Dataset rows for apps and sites
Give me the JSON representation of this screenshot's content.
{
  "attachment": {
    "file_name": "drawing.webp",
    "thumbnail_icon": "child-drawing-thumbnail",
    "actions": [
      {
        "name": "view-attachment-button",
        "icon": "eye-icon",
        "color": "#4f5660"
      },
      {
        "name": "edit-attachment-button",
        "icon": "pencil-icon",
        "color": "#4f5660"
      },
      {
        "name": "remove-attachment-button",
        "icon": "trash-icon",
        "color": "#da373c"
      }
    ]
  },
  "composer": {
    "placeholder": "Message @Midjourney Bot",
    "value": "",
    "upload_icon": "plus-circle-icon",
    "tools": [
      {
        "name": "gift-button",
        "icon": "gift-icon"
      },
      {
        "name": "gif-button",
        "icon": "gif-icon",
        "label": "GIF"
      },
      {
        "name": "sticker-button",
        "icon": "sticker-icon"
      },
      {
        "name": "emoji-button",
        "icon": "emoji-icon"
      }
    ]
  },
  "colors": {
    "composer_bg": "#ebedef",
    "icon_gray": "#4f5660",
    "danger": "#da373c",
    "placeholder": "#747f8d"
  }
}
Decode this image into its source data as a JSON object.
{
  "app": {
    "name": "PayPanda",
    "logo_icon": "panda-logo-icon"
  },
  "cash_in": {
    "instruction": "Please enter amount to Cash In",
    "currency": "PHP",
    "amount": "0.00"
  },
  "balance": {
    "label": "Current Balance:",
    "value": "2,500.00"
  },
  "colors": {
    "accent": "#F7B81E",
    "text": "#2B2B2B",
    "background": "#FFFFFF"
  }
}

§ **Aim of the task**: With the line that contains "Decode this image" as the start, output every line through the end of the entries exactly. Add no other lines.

§ **Reply to the task**:
Decode this image into its source data as a JSON object.
{
  "app": {
    "name": "PayPanda",
    "logo_icon": "panda-logo-icon"
  },
  "cash_in": {
    "instruction": "Please enter amount to Cash In",
    "currency": "PHP",
    "amount": "0.00"
  },
  "balance": {
    "label": "Current Balance:",
    "value": "2,500.00"
  },
  "colors": {
    "accent": "#F7B81E",
    "text": "#2B2B2B",
    "background": "#FFFFFF"
  }
}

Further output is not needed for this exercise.